Data records for software interfaces =>
- - - - -
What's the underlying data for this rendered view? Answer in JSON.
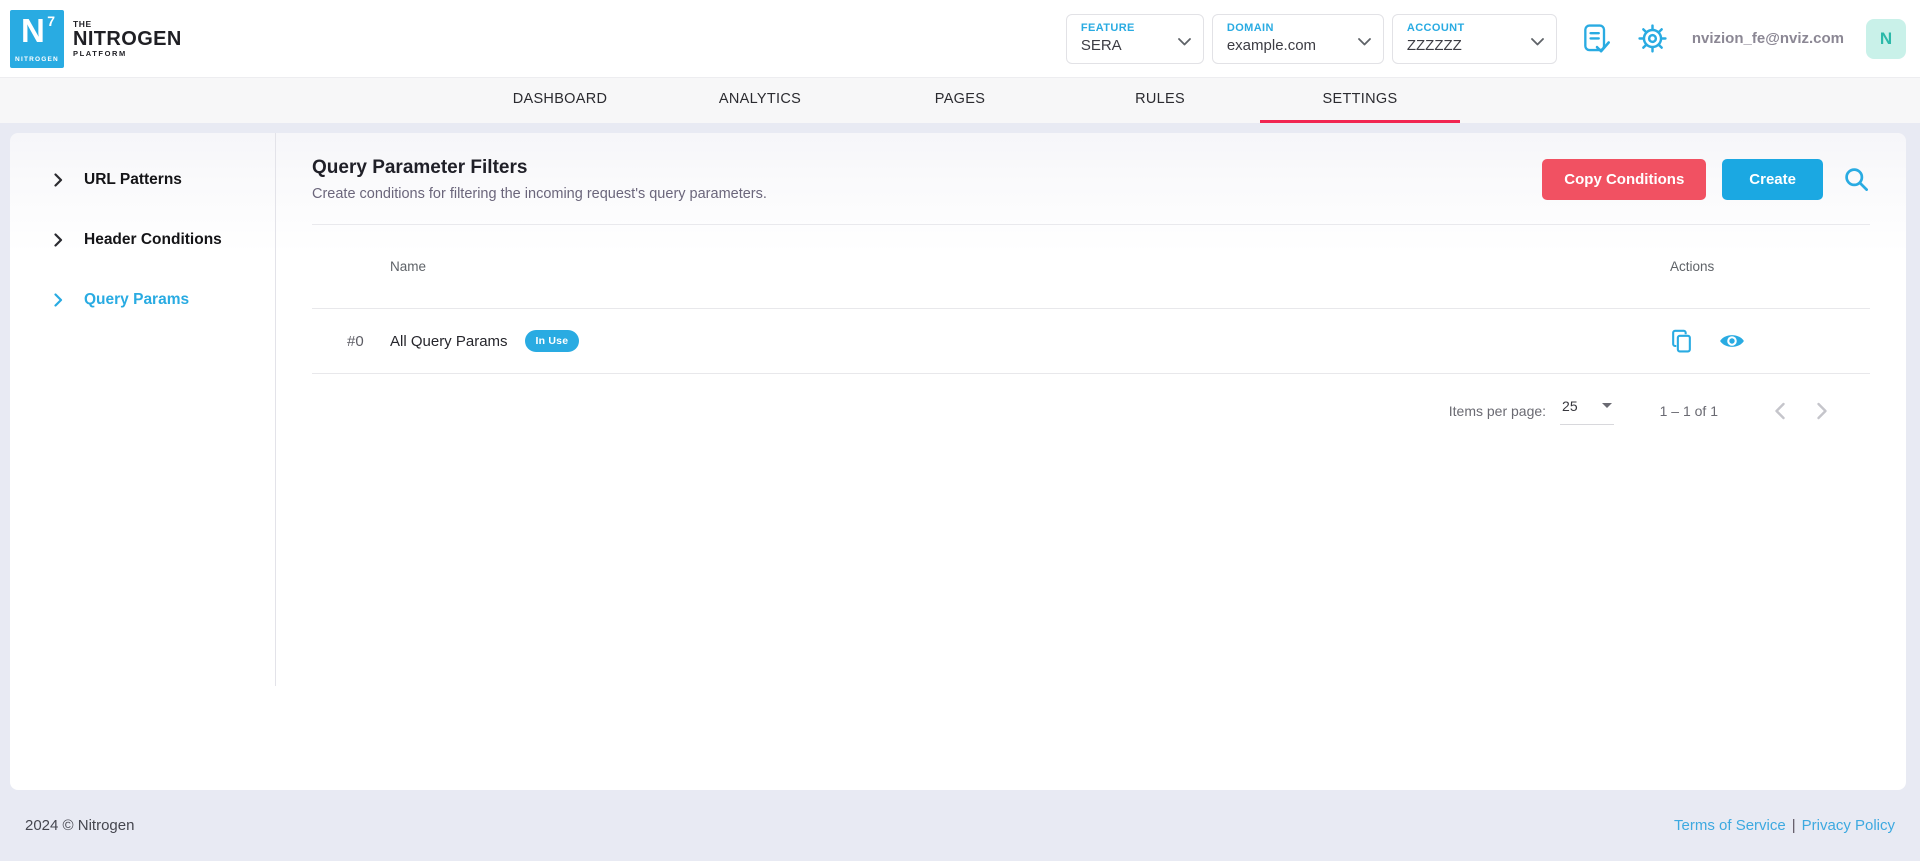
{
  "header": {
    "logo": {
      "symbol": "N",
      "superscript": "7",
      "cube_word": "NITROGEN",
      "brand_line1": "THE",
      "brand_line2": "NITROGEN",
      "brand_line3": "PLATFORM"
    },
    "selectors": [
      {
        "label": "FEATURE",
        "value": "SERA"
      },
      {
        "label": "DOMAIN",
        "value": "example.com"
      },
      {
        "label": "ACCOUNT",
        "value": "ZZZZZZ"
      }
    ],
    "user_email": "nvizion_fe@nviz.com",
    "avatar_initial": "N"
  },
  "nav": {
    "tabs": [
      {
        "label": "DASHBOARD"
      },
      {
        "label": "ANALYTICS"
      },
      {
        "label": "PAGES"
      },
      {
        "label": "RULES"
      },
      {
        "label": "SETTINGS"
      }
    ],
    "active_tab": "SETTINGS"
  },
  "sidebar": {
    "items": [
      {
        "label": "URL Patterns"
      },
      {
        "label": "Header Conditions"
      },
      {
        "label": "Query Params"
      }
    ],
    "active_item": "Query Params"
  },
  "main": {
    "title": "Query Parameter Filters",
    "subtitle": "Create conditions for filtering the incoming request's query parameters.",
    "buttons": {
      "copy_conditions": "Copy Conditions",
      "create": "Create"
    },
    "table": {
      "columns": {
        "name": "Name",
        "actions": "Actions"
      },
      "rows": [
        {
          "index": "#0",
          "name": "All Query Params",
          "badge": "In Use"
        }
      ]
    },
    "pagination": {
      "items_per_page_label": "Items per page:",
      "items_per_page_value": "25",
      "range_label": "1 – 1 of 1"
    }
  },
  "footer": {
    "copyright": "2024 © Nitrogen",
    "link_terms": "Terms of Service",
    "separator": "|",
    "link_privacy": "Privacy Policy"
  },
  "colors": {
    "brand_cyan": "#29ABE2",
    "create_button": "#1BA8E2",
    "copy_button_pink": "#F15162",
    "tab_underline": "#F12551",
    "badge_in_use": "#29ABE2",
    "page_background": "#E8EAF3",
    "avatar_background": "#C9F1E9",
    "avatar_text": "#2BB9A9"
  }
}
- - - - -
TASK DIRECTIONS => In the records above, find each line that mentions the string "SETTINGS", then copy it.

EXPECTED ANSWER =>
        "label": "SETTINGS"
    "active_tab": "SETTINGS"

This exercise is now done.